[Opening Records supplied section]

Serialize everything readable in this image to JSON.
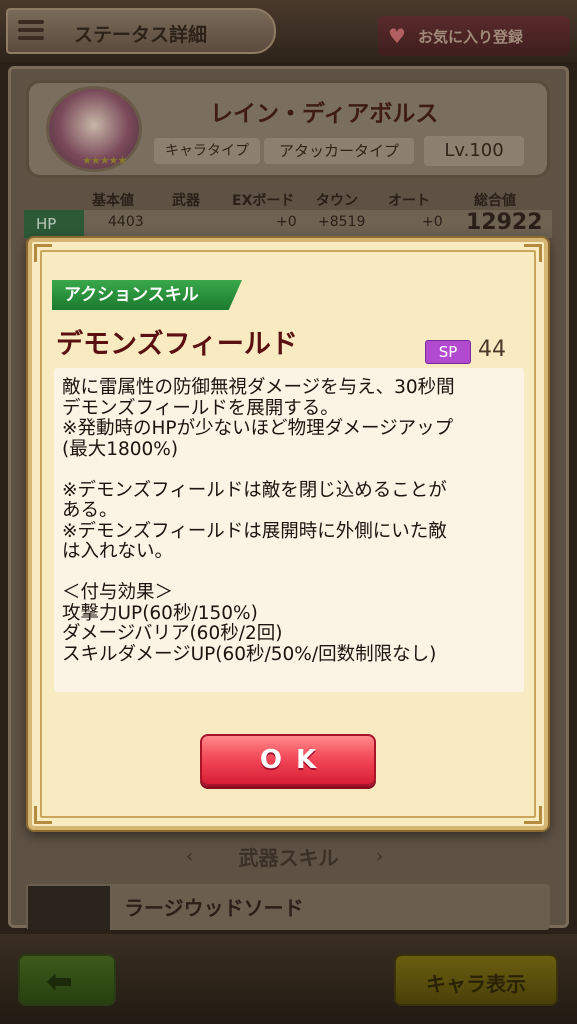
{
  "header": {
    "title": "ステータス詳細",
    "favorite_label": "お気に入り登録"
  },
  "character": {
    "name": "レイン・ディアボルス",
    "type_label": "キャラタイプ",
    "type_value": "アタッカータイプ",
    "level": "Lv.100",
    "stars": "★★★★★"
  },
  "stats": {
    "headers": [
      "基本値",
      "武器",
      "EXボード",
      "タウン",
      "オート",
      "総合値"
    ],
    "hp_label": "HP",
    "hp_values": [
      "4403",
      "",
      "+0",
      "+8519",
      "+0"
    ],
    "hp_total": "12922"
  },
  "modal": {
    "tag": "アクションスキル",
    "skill_name": "デモンズフィールド",
    "sp_label": "SP",
    "sp_value": "44",
    "description": [
      "敵に雷属性の防御無視ダメージを与え、30秒間",
      "デモンズフィールドを展開する。",
      "※発動時のHPが少ないほど物理ダメージアップ",
      "(最大1800%)",
      "",
      "※デモンズフィールドは敵を閉じ込めることが",
      "ある。",
      "※デモンズフィールドは展開時に外側にいた敵",
      "は入れない。",
      "",
      "＜付与効果＞",
      "攻撃力UP(60秒/150%)",
      "ダメージバリア(60秒/2回)",
      "スキルダメージUP(60秒/50%/回数制限なし)"
    ],
    "ok_label": "OK"
  },
  "weapon": {
    "section_title": "武器スキル",
    "name": "ラージウッドソード"
  },
  "footer": {
    "chara_display_label": "キャラ表示"
  },
  "colors": {
    "ok_button": "#f34a58",
    "skill_tag": "#2a9a3c",
    "sp_badge": "#b24ad0",
    "skill_name": "#5a1010"
  }
}
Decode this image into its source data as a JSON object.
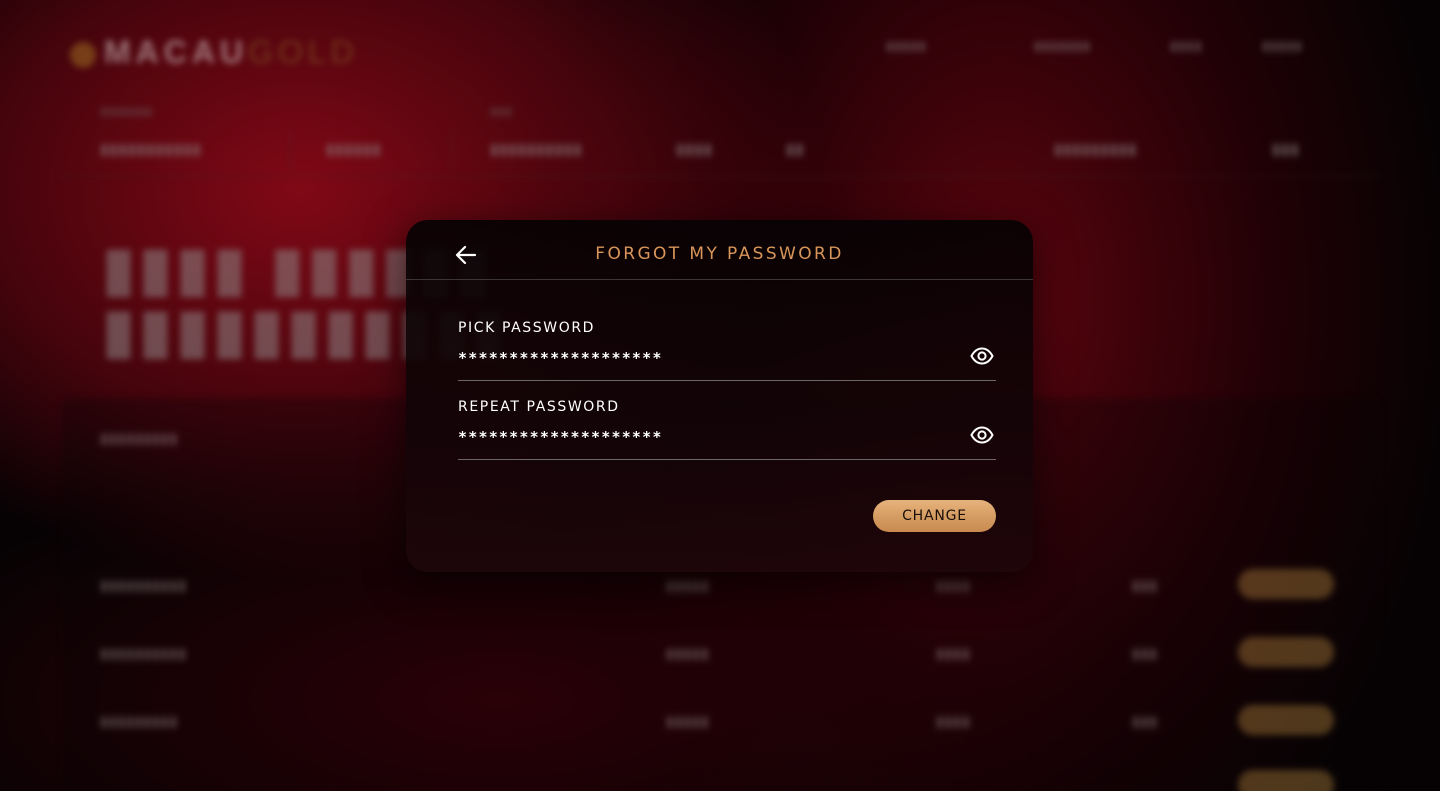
{
  "modal": {
    "title": "FORGOT MY PASSWORD",
    "back_icon": "arrow-left-icon",
    "fields": [
      {
        "label": "PICK PASSWORD",
        "value": "********************",
        "toggle_icon": "eye-icon"
      },
      {
        "label": "REPEAT PASSWORD",
        "value": "********************",
        "toggle_icon": "eye-icon"
      }
    ],
    "submit_label": "CHANGE"
  },
  "colors": {
    "title": "#d9965a",
    "button": "#d49b60",
    "background": "#060203",
    "accent_red": "#960a19"
  }
}
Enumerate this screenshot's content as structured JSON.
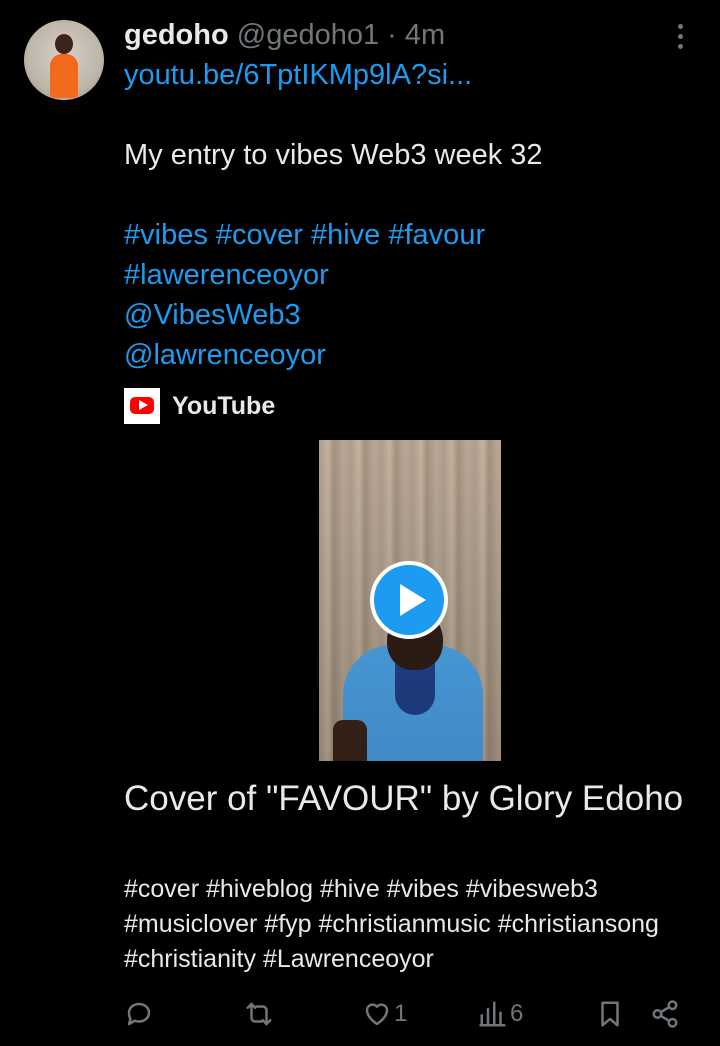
{
  "post": {
    "author_name": "gedoho",
    "author_handle": "@gedoho1",
    "separator": "·",
    "time": "4m",
    "link": "youtu.be/6TptIKMp9lA?si...",
    "text": "My entry to vibes Web3 week 32",
    "hashtags_line1": "#vibes #cover #hive #favour",
    "hashtags_line2": "#lawerenceoyor",
    "mention1": "@VibesWeb3",
    "mention2": "@lawrenceoyor"
  },
  "card": {
    "source": "YouTube",
    "title": "Cover of \"FAVOUR\" by Glory Edoho",
    "description": "#cover #hiveblog #hive #vibes #vibesweb3 #musiclover #fyp #christianmusic #christiansong #christianity #Lawrenceoyor"
  },
  "actions": {
    "likes": "1",
    "views": "6"
  },
  "icons": {
    "more": "more-vertical-icon",
    "reply": "reply-icon",
    "repost": "repost-icon",
    "like": "heart-icon",
    "views": "views-icon",
    "bookmark": "bookmark-icon",
    "share": "share-icon",
    "play": "play-icon",
    "youtube": "youtube-icon"
  },
  "colors": {
    "background": "#000000",
    "text": "#e7e9ea",
    "secondary": "#71767b",
    "link": "#1d9bf0",
    "youtube_red": "#ff0000"
  }
}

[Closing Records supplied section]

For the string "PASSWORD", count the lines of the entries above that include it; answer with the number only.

Answer below: 3